Exercise inputs below:

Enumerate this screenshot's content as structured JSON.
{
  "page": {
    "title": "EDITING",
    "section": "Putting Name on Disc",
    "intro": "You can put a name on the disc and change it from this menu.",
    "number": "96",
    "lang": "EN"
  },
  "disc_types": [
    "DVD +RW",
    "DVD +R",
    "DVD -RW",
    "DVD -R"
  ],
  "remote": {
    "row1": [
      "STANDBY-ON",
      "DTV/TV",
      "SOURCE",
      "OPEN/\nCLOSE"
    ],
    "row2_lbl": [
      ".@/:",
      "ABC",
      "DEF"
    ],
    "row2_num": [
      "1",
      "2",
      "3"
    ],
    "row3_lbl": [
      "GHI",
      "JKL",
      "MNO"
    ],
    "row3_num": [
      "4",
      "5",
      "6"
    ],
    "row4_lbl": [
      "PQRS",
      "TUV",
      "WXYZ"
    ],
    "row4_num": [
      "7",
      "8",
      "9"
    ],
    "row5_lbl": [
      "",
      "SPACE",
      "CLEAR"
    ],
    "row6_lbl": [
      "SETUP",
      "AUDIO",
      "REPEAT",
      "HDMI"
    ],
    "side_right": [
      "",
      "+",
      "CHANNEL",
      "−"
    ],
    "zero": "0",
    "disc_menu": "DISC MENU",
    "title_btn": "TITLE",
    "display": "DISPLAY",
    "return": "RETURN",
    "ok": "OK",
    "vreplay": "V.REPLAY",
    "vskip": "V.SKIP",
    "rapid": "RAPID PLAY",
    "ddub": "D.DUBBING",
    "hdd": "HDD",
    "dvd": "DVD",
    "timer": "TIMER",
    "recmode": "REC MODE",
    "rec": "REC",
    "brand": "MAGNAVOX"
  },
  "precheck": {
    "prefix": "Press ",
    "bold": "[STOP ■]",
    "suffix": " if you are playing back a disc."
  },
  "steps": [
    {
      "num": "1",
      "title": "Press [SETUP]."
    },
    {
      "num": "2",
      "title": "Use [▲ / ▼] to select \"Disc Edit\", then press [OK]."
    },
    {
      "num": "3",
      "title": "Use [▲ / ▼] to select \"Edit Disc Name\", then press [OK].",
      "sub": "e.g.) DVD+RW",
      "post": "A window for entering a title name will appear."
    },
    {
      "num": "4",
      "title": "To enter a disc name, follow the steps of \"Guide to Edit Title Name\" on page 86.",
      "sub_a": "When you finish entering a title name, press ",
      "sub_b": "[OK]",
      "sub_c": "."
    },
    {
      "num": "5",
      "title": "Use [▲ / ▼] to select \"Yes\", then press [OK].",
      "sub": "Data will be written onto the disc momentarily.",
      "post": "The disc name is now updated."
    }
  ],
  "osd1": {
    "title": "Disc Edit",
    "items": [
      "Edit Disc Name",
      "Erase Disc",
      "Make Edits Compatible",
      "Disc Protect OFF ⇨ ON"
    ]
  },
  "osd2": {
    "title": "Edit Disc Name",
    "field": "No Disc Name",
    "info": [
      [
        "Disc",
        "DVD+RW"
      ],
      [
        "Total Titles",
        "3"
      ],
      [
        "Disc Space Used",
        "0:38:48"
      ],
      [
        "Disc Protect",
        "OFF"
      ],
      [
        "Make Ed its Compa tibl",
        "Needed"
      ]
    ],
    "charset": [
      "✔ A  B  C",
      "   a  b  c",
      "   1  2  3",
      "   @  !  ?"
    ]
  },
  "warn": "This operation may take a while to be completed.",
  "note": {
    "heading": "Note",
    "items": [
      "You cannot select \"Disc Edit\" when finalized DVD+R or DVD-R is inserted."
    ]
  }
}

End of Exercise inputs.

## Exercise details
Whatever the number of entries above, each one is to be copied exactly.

## Answer section
Enumerate this screenshot's content as structured JSON.
{
  "page": {
    "title": "EDITING",
    "section": "Putting Name on Disc",
    "intro": "You can put a name on the disc and change it from this menu.",
    "number": "96",
    "lang": "EN"
  },
  "disc_types": [
    "DVD +RW",
    "DVD +R",
    "DVD -RW",
    "DVD -R"
  ],
  "remote": {
    "row1": [
      "STANDBY-ON",
      "DTV/TV",
      "SOURCE",
      "OPEN/\nCLOSE"
    ],
    "row2_lbl": [
      ".@/:",
      "ABC",
      "DEF"
    ],
    "row2_num": [
      "1",
      "2",
      "3"
    ],
    "row3_lbl": [
      "GHI",
      "JKL",
      "MNO"
    ],
    "row3_num": [
      "4",
      "5",
      "6"
    ],
    "row4_lbl": [
      "PQRS",
      "TUV",
      "WXYZ"
    ],
    "row4_num": [
      "7",
      "8",
      "9"
    ],
    "row5_lbl": [
      "",
      "SPACE",
      "CLEAR"
    ],
    "row6_lbl": [
      "SETUP",
      "AUDIO",
      "REPEAT",
      "HDMI"
    ],
    "side_right": [
      "",
      "+",
      "CHANNEL",
      "−"
    ],
    "zero": "0",
    "disc_menu": "DISC MENU",
    "title_btn": "TITLE",
    "display": "DISPLAY",
    "return": "RETURN",
    "ok": "OK",
    "vreplay": "V.REPLAY",
    "vskip": "V.SKIP",
    "rapid": "RAPID PLAY",
    "ddub": "D.DUBBING",
    "hdd": "HDD",
    "dvd": "DVD",
    "timer": "TIMER",
    "recmode": "REC MODE",
    "rec": "REC",
    "brand": "MAGNAVOX"
  },
  "precheck": {
    "prefix": "Press ",
    "bold": "[STOP ■]",
    "suffix": " if you are playing back a disc."
  },
  "steps": [
    {
      "num": "1",
      "title": "Press [SETUP]."
    },
    {
      "num": "2",
      "title": "Use [▲ / ▼] to select \"Disc Edit\", then press [OK]."
    },
    {
      "num": "3",
      "title": "Use [▲ / ▼] to select \"Edit Disc Name\", then press [OK].",
      "sub": "e.g.) DVD+RW",
      "post": "A window for entering a title name will appear."
    },
    {
      "num": "4",
      "title": "To enter a disc name, follow the steps of \"Guide to Edit Title Name\" on page 86.",
      "sub_a": "When you finish entering a title name, press ",
      "sub_b": "[OK]",
      "sub_c": "."
    },
    {
      "num": "5",
      "title": "Use [▲ / ▼] to select \"Yes\", then press [OK].",
      "sub": "Data will be written onto the disc momentarily.",
      "post": "The disc name is now updated."
    }
  ],
  "osd1": {
    "title": "Disc Edit",
    "items": [
      "Edit Disc Name",
      "Erase Disc",
      "Make Edits Compatible",
      "Disc Protect OFF ⇨ ON"
    ]
  },
  "osd2": {
    "title": "Edit Disc Name",
    "field": "No Disc Name",
    "info": [
      [
        "Disc",
        "DVD+RW"
      ],
      [
        "Total Titles",
        "3"
      ],
      [
        "Disc Space Used",
        "0:38:48"
      ],
      [
        "Disc Protect",
        "OFF"
      ],
      [
        "Make Ed its Compa tibl",
        "Needed"
      ]
    ],
    "charset": [
      "✔ A  B  C",
      "   a  b  c",
      "   1  2  3",
      "   @  !  ?"
    ]
  },
  "warn": "This operation may take a while to be completed.",
  "note": {
    "heading": "Note",
    "items": [
      "You cannot select \"Disc Edit\" when finalized DVD+R or DVD-R is inserted."
    ]
  }
}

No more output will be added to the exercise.